Have you ever wondered what constituted a “holy anointing oil” in the Bible? We know what Moses used but what did Jesus use? That of course has been lost in history. One thing is for sure-he was not using cooking or lamp oil. For the early Christian church, olive oil played an important role, especially in the Oriental Christian rites. However, they rarely used olive oil by itself. It was mixed with a fragrant element. Until about the thirteenth or fourteenth century this fragrant element was balsam. (Recent research shows that balsam may have been the “Balm of Gilead.”) Prayers were said over the oil asking God to ‘sanctify’ the oil, that is, make it sacred so that the Holy Spirit could act through it. This sanctified oil was referred to as the “oil of anointing,” the “oil of prayer,” “oil of grace,” “oil of joy,” or “myron.” Once the oil was empowered through this prayer, it became a vehicle for sanctification so the healing that came from the oil was a result of the power of the Holy Spirit.
What Was in the Recipe Given to Moses?
Moses was given a recipe for a holy anointing oil by God that contained four oils: Myrrh, Cinnamon, Cassia and Calamus with a very small amount of olive oil thrown in as well. This would have made the oil stay on the body longer since aromatic oils-essential oils as they are called today-evaporate quickly. Essential oils are the life blood of the plant and many are antimicrobial, relaxing or invigorating. Some common oils used through the centuries to fragrance the holy anointing oils include: Balsam, Cinnamon, Benzoin, Frankincense, Orange, Jasmine, Musk, Ambergris, Civet, and Bergamot.
Orthodox Christian Chrism
Holy oil (chrism) in the Orthodox tradition consisted of pure olive oil to which a good proportion of wine and a large number of other ingredients-plants and spices was added. This oil was symbolic of the manifold gifts of the Holy Spirit. It took three days to prepare this holy chrism which was blessed on Holy Thursday by the patriarch or metropolitan of each Orthodox Church. Byzantine chrism combined olive oil with between thirty-eight and fifty-seven aromatic substances, making it one of the most complex synergistic blends ever devised. If you have ever attended an Orthodox service, you know that generous amounts of incense and holy oils are used.

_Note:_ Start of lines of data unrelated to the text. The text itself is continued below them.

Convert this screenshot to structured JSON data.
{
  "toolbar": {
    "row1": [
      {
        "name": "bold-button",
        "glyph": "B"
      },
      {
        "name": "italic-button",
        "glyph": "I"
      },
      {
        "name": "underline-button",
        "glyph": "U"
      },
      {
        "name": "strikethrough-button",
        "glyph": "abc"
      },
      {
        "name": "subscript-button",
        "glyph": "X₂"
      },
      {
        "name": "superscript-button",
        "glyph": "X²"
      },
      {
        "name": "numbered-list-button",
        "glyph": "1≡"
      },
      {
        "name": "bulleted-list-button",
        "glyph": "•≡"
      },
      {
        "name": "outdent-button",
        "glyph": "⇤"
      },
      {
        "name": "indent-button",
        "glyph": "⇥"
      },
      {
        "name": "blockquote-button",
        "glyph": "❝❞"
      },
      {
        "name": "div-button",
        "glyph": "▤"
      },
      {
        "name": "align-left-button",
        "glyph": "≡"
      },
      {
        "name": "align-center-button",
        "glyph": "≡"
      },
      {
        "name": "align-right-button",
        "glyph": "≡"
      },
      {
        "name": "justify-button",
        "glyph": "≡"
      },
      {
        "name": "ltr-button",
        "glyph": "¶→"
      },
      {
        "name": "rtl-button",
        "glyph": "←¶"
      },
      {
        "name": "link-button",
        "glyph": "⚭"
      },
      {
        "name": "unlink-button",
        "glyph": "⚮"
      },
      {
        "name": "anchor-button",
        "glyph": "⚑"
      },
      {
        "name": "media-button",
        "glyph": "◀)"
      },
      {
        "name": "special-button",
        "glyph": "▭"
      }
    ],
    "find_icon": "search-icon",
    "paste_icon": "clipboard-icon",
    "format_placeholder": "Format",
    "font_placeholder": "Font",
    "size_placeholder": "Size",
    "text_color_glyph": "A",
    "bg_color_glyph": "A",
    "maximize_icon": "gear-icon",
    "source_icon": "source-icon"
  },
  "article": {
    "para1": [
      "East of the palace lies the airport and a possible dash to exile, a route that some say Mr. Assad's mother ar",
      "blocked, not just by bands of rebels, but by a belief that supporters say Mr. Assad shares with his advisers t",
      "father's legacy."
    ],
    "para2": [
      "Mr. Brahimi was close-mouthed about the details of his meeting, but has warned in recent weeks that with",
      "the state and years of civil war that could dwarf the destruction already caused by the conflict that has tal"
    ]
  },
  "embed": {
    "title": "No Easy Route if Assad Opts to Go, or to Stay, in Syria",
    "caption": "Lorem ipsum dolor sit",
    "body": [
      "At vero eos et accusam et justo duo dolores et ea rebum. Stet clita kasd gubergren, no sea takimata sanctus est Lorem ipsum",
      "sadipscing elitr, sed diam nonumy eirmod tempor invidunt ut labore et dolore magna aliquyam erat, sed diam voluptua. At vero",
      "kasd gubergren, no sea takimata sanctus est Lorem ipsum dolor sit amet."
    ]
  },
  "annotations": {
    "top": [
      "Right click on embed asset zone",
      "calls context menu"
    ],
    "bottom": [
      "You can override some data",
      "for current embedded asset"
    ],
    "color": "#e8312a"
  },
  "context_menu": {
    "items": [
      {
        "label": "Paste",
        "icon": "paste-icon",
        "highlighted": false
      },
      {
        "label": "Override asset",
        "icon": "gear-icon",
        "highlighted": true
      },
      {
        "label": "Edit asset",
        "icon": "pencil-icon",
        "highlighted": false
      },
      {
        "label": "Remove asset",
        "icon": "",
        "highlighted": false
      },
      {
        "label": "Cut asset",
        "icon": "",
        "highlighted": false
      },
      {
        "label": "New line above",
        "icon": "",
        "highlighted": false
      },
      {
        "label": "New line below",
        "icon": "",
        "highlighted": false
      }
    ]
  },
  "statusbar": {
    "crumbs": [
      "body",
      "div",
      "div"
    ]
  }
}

Roman Catholic Anointing Oils
In the Roman Catholic Church, there are three oils. Holy chrism-consecrated by the bishop, is used to anoint the newly baptized, to seal the candidates for confirmation and to anoint the hands of presbyters and the heads of bishops at ordination. This oil is also used to dedicate churches and altars. The oil of catechumens-used in the preparation of catechumens for their baptism. Oil for the sick used to bring comfort and support to those who are ill. There is very little difference in the make-up of these three oils. The base is pure olive oil with some fragrance provided by balsam or a similar sweet smelling oil.
Anointing in the Lutheran Church

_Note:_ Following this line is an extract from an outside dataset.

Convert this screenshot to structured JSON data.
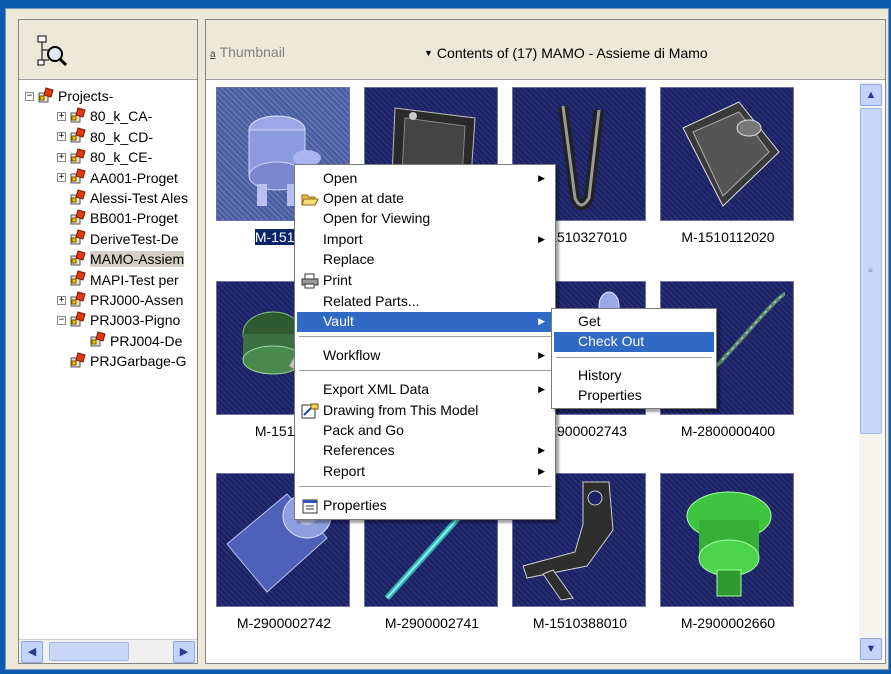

The recipe for the anointing oil used in the Lutheran church according to the Lutheran Book of Worship (1982) called for the oil to be “olive oil to which an aromatic ingredient such as synthetic oil of cinnamon or oil of bergamot may be added.” This is the only reference I have found to a church using a “synthetic” oil in place of an essential oil. The symbolism of anointing has survived in this tradition if not the true meaning of healing body/mind/spirit with the oil.

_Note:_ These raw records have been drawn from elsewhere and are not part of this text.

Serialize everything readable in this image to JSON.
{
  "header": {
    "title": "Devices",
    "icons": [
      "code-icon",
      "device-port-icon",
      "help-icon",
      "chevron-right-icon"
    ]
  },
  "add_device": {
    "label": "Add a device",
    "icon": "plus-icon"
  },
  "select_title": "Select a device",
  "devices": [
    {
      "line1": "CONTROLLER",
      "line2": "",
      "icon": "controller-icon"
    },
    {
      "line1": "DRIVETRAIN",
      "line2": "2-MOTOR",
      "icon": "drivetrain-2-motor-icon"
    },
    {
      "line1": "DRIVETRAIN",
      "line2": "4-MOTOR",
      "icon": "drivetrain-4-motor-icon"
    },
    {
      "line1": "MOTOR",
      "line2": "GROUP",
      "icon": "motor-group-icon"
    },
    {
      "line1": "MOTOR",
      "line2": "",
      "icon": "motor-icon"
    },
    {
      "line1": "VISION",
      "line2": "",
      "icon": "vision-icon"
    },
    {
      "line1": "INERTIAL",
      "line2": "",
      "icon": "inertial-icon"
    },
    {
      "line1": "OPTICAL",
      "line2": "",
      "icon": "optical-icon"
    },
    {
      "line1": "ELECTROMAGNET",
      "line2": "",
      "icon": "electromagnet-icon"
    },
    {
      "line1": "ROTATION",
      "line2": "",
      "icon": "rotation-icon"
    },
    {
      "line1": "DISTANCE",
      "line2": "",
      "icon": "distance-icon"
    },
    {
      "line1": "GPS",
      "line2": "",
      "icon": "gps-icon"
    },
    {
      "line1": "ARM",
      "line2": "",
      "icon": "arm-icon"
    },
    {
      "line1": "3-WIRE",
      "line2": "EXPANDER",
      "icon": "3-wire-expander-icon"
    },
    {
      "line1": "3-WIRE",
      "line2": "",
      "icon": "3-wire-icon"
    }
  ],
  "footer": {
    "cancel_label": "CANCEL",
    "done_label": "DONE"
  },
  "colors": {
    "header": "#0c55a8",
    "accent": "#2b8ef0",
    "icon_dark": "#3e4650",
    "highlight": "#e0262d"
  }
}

How can we learn today the ancient art of healing with aromatic essential oils as anointing oils? Educational courses that are Christian-based can help us reclaim our rightful role in healing and anointing.